[Stored entries]
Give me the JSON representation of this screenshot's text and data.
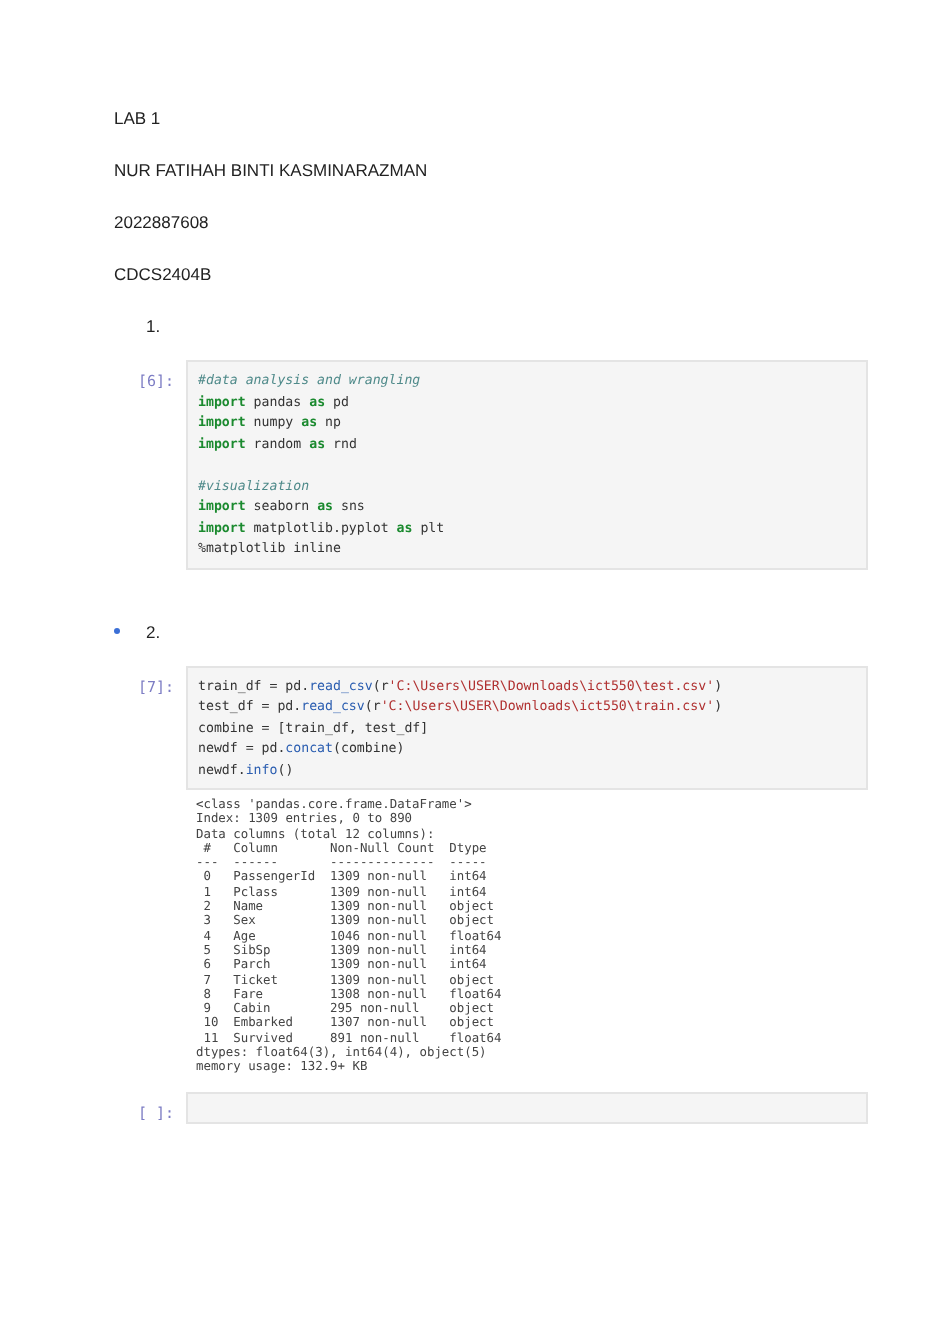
{
  "header": [
    "LAB 1",
    "NUR FATIHAH BINTI KASMINARAZMAN",
    "2022887608",
    "CDCS2404B"
  ],
  "sections": [
    {
      "number": "1.",
      "cells": [
        {
          "prompt": "[6]:",
          "blocks": [
            [
              [
                {
                  "text": "#data analysis and wrangling",
                  "kind": "comment"
                }
              ],
              [
                {
                  "text": "import",
                  "kind": "keyword"
                },
                {
                  "text": " pandas ",
                  "kind": "plain"
                },
                {
                  "text": "as",
                  "kind": "keyword"
                },
                {
                  "text": " pd",
                  "kind": "plain"
                }
              ],
              [
                {
                  "text": "import",
                  "kind": "keyword"
                },
                {
                  "text": " numpy ",
                  "kind": "plain"
                },
                {
                  "text": "as",
                  "kind": "keyword"
                },
                {
                  "text": " np",
                  "kind": "plain"
                }
              ],
              [
                {
                  "text": "import",
                  "kind": "keyword"
                },
                {
                  "text": " random ",
                  "kind": "plain"
                },
                {
                  "text": "as",
                  "kind": "keyword"
                },
                {
                  "text": " rnd",
                  "kind": "plain"
                }
              ]
            ],
            [
              [
                {
                  "text": "#visualization",
                  "kind": "comment"
                }
              ],
              [
                {
                  "text": "import",
                  "kind": "keyword"
                },
                {
                  "text": " seaborn ",
                  "kind": "plain"
                },
                {
                  "text": "as",
                  "kind": "keyword"
                },
                {
                  "text": " sns",
                  "kind": "plain"
                }
              ],
              [
                {
                  "text": "import",
                  "kind": "keyword"
                },
                {
                  "text": " matplotlib.pyplot ",
                  "kind": "plain"
                },
                {
                  "text": "as",
                  "kind": "keyword"
                },
                {
                  "text": " plt",
                  "kind": "plain"
                }
              ],
              [
                {
                  "text": "%matplotlib inline",
                  "kind": "plain"
                }
              ]
            ]
          ]
        }
      ]
    },
    {
      "number": "2.",
      "cells": [
        {
          "prompt": "[7]:",
          "blocks": [
            [
              [
                {
                  "text": "train_df = pd.",
                  "kind": "plain"
                },
                {
                  "text": "read_csv",
                  "kind": "func"
                },
                {
                  "text": "(r",
                  "kind": "plain"
                },
                {
                  "text": "'C:\\Users\\USER\\Downloads\\ict550\\test.csv'",
                  "kind": "string"
                },
                {
                  "text": ")",
                  "kind": "plain"
                }
              ],
              [
                {
                  "text": "test_df = pd.",
                  "kind": "plain"
                },
                {
                  "text": "read_csv",
                  "kind": "func"
                },
                {
                  "text": "(r",
                  "kind": "plain"
                },
                {
                  "text": "'C:\\Users\\USER\\Downloads\\ict550\\train.csv'",
                  "kind": "string"
                },
                {
                  "text": ")",
                  "kind": "plain"
                }
              ],
              [
                {
                  "text": "combine = [train_df, test_df]",
                  "kind": "plain"
                }
              ],
              [
                {
                  "text": "newdf = pd.",
                  "kind": "plain"
                },
                {
                  "text": "concat",
                  "kind": "func"
                },
                {
                  "text": "(combine)",
                  "kind": "plain"
                }
              ],
              [
                {
                  "text": "newdf.",
                  "kind": "plain"
                },
                {
                  "text": "info",
                  "kind": "func"
                },
                {
                  "text": "()",
                  "kind": "plain"
                }
              ]
            ]
          ],
          "output": [
            "<class 'pandas.core.frame.DataFrame'>",
            "Index: 1309 entries, 0 to 890",
            "Data columns (total 12 columns):",
            " #   Column       Non-Null Count  Dtype",
            "---  ------       --------------  -----",
            " 0   PassengerId  1309 non-null   int64",
            " 1   Pclass       1309 non-null   int64",
            " 2   Name         1309 non-null   object",
            " 3   Sex          1309 non-null   object",
            " 4   Age          1046 non-null   float64",
            " 5   SibSp        1309 non-null   int64",
            " 6   Parch        1309 non-null   int64",
            " 7   Ticket       1309 non-null   object",
            " 8   Fare         1308 non-null   float64",
            " 9   Cabin        295 non-null    object",
            " 10  Embarked     1307 non-null   object",
            " 11  Survived     891 non-null    float64",
            "dtypes: float64(3), int64(4), object(5)",
            "memory usage: 132.9+ KB"
          ]
        },
        {
          "prompt": "[ ]:"
        }
      ]
    }
  ]
}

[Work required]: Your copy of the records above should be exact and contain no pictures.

[Written response]:
Give me the JSON representation of this screenshot's text and data.
{
  "header": [
    "LAB 1",
    "NUR FATIHAH BINTI KASMINARAZMAN",
    "2022887608",
    "CDCS2404B"
  ],
  "sections": [
    {
      "number": "1.",
      "cells": [
        {
          "prompt": "[6]:",
          "blocks": [
            [
              [
                {
                  "text": "#data analysis and wrangling",
                  "kind": "comment"
                }
              ],
              [
                {
                  "text": "import",
                  "kind": "keyword"
                },
                {
                  "text": " pandas ",
                  "kind": "plain"
                },
                {
                  "text": "as",
                  "kind": "keyword"
                },
                {
                  "text": " pd",
                  "kind": "plain"
                }
              ],
              [
                {
                  "text": "import",
                  "kind": "keyword"
                },
                {
                  "text": " numpy ",
                  "kind": "plain"
                },
                {
                  "text": "as",
                  "kind": "keyword"
                },
                {
                  "text": " np",
                  "kind": "plain"
                }
              ],
              [
                {
                  "text": "import",
                  "kind": "keyword"
                },
                {
                  "text": " random ",
                  "kind": "plain"
                },
                {
                  "text": "as",
                  "kind": "keyword"
                },
                {
                  "text": " rnd",
                  "kind": "plain"
                }
              ]
            ],
            [
              [
                {
                  "text": "#visualization",
                  "kind": "comment"
                }
              ],
              [
                {
                  "text": "import",
                  "kind": "keyword"
                },
                {
                  "text": " seaborn ",
                  "kind": "plain"
                },
                {
                  "text": "as",
                  "kind": "keyword"
                },
                {
                  "text": " sns",
                  "kind": "plain"
                }
              ],
              [
                {
                  "text": "import",
                  "kind": "keyword"
                },
                {
                  "text": " matplotlib.pyplot ",
                  "kind": "plain"
                },
                {
                  "text": "as",
                  "kind": "keyword"
                },
                {
                  "text": " plt",
                  "kind": "plain"
                }
              ],
              [
                {
                  "text": "%matplotlib inline",
                  "kind": "plain"
                }
              ]
            ]
          ]
        }
      ]
    },
    {
      "number": "2.",
      "cells": [
        {
          "prompt": "[7]:",
          "blocks": [
            [
              [
                {
                  "text": "train_df = pd.",
                  "kind": "plain"
                },
                {
                  "text": "read_csv",
                  "kind": "func"
                },
                {
                  "text": "(r",
                  "kind": "plain"
                },
                {
                  "text": "'C:\\Users\\USER\\Downloads\\ict550\\test.csv'",
                  "kind": "string"
                },
                {
                  "text": ")",
                  "kind": "plain"
                }
              ],
              [
                {
                  "text": "test_df = pd.",
                  "kind": "plain"
                },
                {
                  "text": "read_csv",
                  "kind": "func"
                },
                {
                  "text": "(r",
                  "kind": "plain"
                },
                {
                  "text": "'C:\\Users\\USER\\Downloads\\ict550\\train.csv'",
                  "kind": "string"
                },
                {
                  "text": ")",
                  "kind": "plain"
                }
              ],
              [
                {
                  "text": "combine = [train_df, test_df]",
                  "kind": "plain"
                }
              ],
              [
                {
                  "text": "newdf = pd.",
                  "kind": "plain"
                },
                {
                  "text": "concat",
                  "kind": "func"
                },
                {
                  "text": "(combine)",
                  "kind": "plain"
                }
              ],
              [
                {
                  "text": "newdf.",
                  "kind": "plain"
                },
                {
                  "text": "info",
                  "kind": "func"
                },
                {
                  "text": "()",
                  "kind": "plain"
                }
              ]
            ]
          ],
          "output": [
            "<class 'pandas.core.frame.DataFrame'>",
            "Index: 1309 entries, 0 to 890",
            "Data columns (total 12 columns):",
            " #   Column       Non-Null Count  Dtype",
            "---  ------       --------------  -----",
            " 0   PassengerId  1309 non-null   int64",
            " 1   Pclass       1309 non-null   int64",
            " 2   Name         1309 non-null   object",
            " 3   Sex          1309 non-null   object",
            " 4   Age          1046 non-null   float64",
            " 5   SibSp        1309 non-null   int64",
            " 6   Parch        1309 non-null   int64",
            " 7   Ticket       1309 non-null   object",
            " 8   Fare         1308 non-null   float64",
            " 9   Cabin        295 non-null    object",
            " 10  Embarked     1307 non-null   object",
            " 11  Survived     891 non-null    float64",
            "dtypes: float64(3), int64(4), object(5)",
            "memory usage: 132.9+ KB"
          ]
        },
        {
          "prompt": "[ ]:"
        }
      ]
    }
  ]
}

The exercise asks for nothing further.